In other words, irrespective of region, the academic backgrounds of presenters was a significant factor in their choice of theme and approach to the “individual”. This was further validated by the few presentations that went beyond specific regions. Notable here is the paper by Helmut Zelloth on CG in European Union and neighboring Countries where he attempts to compare the demand for CG services in low and middle income countries. Not surprisingly- his academic background is in Philosophy, Psychology, Pedagogy and Geography!
Surely, this suggests that while cultural specificities are important in CG, equally important is the need for an interdisciplinary and structural approach in evolving and delivering CG services. Merely reducing this to culture would be a dangerous trap as both cultural and structural identities interplay with personality traits in each individual and any over simplification here could be problematic. It also frees us from the notion of the “developing” countries as repositories of culture or tradition and the opacity or obfuscation that could arise from such a position. More importantly, it would be dangerous to assume that a country like India has one “culture” while in reality the country has a plurality of cultures that are in constant interface with each other.

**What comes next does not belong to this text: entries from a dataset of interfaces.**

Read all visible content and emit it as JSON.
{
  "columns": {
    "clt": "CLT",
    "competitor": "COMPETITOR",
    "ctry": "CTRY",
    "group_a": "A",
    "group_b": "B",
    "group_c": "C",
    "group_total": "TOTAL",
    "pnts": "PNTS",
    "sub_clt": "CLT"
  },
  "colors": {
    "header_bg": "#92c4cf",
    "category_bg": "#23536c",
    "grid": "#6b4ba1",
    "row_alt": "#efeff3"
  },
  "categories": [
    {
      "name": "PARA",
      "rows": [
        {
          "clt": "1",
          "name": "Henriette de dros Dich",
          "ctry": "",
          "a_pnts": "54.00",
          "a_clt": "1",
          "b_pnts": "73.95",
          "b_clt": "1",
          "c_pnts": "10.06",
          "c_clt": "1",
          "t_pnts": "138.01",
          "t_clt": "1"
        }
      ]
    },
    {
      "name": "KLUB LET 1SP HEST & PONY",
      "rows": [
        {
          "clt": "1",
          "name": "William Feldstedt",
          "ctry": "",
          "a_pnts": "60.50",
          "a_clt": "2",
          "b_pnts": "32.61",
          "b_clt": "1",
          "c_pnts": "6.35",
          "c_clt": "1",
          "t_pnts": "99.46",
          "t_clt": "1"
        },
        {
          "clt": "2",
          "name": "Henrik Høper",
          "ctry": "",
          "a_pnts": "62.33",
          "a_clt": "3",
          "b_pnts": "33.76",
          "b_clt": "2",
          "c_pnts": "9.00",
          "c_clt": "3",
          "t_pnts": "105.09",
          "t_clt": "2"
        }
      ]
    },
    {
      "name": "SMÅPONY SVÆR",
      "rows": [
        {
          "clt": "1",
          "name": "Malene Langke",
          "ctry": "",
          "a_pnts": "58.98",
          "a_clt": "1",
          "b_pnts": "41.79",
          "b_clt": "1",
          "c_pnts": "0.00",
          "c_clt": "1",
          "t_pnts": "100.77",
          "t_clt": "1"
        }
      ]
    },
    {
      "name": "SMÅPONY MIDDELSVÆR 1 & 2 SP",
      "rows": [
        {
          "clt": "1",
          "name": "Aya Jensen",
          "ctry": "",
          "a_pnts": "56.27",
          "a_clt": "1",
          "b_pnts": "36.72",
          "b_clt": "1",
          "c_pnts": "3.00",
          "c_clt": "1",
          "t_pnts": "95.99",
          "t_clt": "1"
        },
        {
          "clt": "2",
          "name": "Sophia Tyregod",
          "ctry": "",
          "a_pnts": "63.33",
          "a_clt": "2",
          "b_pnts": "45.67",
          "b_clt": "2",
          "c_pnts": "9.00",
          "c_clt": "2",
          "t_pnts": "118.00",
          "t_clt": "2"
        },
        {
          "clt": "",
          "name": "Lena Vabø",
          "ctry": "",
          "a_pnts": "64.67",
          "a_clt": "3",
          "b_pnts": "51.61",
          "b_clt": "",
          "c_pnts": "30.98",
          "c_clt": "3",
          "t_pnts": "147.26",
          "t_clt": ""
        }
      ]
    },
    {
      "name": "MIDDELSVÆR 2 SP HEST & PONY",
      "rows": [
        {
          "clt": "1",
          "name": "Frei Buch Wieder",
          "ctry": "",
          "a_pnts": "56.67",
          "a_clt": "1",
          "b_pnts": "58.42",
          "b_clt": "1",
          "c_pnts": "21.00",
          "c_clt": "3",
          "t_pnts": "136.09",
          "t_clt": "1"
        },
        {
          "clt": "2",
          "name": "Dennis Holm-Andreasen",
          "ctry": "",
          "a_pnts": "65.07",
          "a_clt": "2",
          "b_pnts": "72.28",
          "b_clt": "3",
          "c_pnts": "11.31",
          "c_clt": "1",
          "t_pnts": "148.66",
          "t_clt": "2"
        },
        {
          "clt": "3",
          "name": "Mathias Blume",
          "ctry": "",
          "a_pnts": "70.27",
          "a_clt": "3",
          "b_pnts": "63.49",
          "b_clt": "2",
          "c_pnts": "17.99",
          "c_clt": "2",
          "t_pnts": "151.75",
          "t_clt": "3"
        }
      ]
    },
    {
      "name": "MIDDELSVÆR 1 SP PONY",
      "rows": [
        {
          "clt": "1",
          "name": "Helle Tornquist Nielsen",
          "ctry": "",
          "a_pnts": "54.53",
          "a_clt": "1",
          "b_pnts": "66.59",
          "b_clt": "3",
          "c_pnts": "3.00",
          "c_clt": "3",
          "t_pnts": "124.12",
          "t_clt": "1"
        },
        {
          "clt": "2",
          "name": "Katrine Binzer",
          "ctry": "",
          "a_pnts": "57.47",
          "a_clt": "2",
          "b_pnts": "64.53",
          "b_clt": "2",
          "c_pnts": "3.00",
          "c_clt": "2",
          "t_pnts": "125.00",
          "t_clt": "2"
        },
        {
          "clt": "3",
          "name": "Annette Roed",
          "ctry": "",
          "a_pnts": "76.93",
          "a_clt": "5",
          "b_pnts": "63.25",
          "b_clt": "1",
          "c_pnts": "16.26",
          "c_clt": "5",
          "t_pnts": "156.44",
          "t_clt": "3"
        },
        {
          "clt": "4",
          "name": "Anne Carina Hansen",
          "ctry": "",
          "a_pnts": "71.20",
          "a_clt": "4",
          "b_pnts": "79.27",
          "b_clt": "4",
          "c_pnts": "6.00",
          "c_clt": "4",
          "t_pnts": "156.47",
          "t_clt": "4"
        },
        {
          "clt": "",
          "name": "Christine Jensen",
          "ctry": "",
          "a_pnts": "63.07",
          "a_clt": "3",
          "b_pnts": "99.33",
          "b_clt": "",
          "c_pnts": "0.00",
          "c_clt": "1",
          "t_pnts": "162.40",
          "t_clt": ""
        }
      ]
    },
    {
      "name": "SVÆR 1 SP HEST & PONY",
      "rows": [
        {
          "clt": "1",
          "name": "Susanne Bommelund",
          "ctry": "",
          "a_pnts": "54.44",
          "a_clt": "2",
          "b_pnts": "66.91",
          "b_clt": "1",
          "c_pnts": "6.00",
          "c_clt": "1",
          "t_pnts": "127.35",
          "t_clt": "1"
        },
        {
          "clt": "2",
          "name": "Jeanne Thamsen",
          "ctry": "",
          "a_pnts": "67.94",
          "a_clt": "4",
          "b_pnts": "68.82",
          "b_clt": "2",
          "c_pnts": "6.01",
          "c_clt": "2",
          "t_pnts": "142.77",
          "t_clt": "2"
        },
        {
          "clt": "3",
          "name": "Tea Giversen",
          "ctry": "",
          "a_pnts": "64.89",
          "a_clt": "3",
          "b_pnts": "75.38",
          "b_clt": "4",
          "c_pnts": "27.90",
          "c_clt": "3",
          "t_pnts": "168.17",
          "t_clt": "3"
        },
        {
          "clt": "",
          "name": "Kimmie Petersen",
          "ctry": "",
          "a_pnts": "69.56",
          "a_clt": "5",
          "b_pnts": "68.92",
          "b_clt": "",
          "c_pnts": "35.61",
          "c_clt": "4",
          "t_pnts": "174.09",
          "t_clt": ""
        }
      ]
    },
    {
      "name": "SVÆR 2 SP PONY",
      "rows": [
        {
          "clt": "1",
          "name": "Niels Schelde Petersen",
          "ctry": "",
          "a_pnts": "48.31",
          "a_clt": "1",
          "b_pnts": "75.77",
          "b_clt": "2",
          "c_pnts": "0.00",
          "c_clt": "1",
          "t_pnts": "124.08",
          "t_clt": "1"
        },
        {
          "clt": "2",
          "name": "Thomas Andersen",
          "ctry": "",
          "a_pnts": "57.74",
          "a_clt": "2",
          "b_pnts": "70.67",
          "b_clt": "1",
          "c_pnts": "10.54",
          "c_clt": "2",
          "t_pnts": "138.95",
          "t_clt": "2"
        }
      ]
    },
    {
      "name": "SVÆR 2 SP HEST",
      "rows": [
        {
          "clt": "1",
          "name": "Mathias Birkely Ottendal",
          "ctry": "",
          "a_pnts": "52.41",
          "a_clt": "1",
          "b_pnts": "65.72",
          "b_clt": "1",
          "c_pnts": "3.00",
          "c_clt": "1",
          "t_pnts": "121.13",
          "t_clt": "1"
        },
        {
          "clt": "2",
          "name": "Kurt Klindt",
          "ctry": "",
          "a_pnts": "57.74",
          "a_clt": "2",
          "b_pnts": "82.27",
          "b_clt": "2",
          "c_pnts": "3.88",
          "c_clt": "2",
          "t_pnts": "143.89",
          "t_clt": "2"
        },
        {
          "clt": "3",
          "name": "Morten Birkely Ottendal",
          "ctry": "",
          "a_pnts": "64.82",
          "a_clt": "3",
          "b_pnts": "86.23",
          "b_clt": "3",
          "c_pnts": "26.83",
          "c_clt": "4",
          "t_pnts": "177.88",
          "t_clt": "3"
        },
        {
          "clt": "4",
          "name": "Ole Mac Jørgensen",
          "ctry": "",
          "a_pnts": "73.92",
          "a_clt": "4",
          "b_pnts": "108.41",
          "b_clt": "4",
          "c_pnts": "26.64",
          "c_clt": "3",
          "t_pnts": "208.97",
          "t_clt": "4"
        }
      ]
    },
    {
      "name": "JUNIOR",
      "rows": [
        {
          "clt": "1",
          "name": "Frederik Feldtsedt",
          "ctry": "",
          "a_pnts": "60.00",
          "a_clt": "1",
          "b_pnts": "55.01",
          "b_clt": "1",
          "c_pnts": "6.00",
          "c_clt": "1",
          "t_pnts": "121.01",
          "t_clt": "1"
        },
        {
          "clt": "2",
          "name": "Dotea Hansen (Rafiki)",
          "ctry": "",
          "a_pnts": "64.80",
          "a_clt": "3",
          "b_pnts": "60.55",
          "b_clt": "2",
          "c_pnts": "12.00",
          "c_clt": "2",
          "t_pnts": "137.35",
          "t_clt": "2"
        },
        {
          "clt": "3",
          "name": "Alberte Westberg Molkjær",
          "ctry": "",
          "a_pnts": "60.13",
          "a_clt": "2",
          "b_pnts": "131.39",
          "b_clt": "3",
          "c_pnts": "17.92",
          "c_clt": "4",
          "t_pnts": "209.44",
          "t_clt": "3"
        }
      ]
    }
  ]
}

So is there nothing that binds CG professionals across regions/countries? Are there universal common themes that ran across presentations form different regions, ie from “developed” and “developing” countries? Yes, the fact that personality traits of individuals needs to be recognized came across from all regions and disciplines. Secondly , concerns about training required, standards and competency levels of the Career Guidance professionals also emerged across regions( Bernadette Gigilotti & Naomi Corlett, Kerry Bernes, Michel Turcotte et.al ., Anil kumar, Swathi Menon et al, Gideon et al and Julio Gonzalez). There seems to be a universal acceptance that the challenges before the CG professionals are complex and immense, with some cross-cutting issues and some specific to culture/ and location in structure.
To put it more simply, maybe what the Jiva Conference underlined is not merely that ”Indians are saying something different”, but that working as CG professionals requires understanding the clients social location, multiple identities as well as personality. As identities are discursive and embedded in structure and political economy, in cultural processes and in philosophical paradigms, and as personality traits are complicated by these, an inter disciplinary approach to CG is the need of the hour.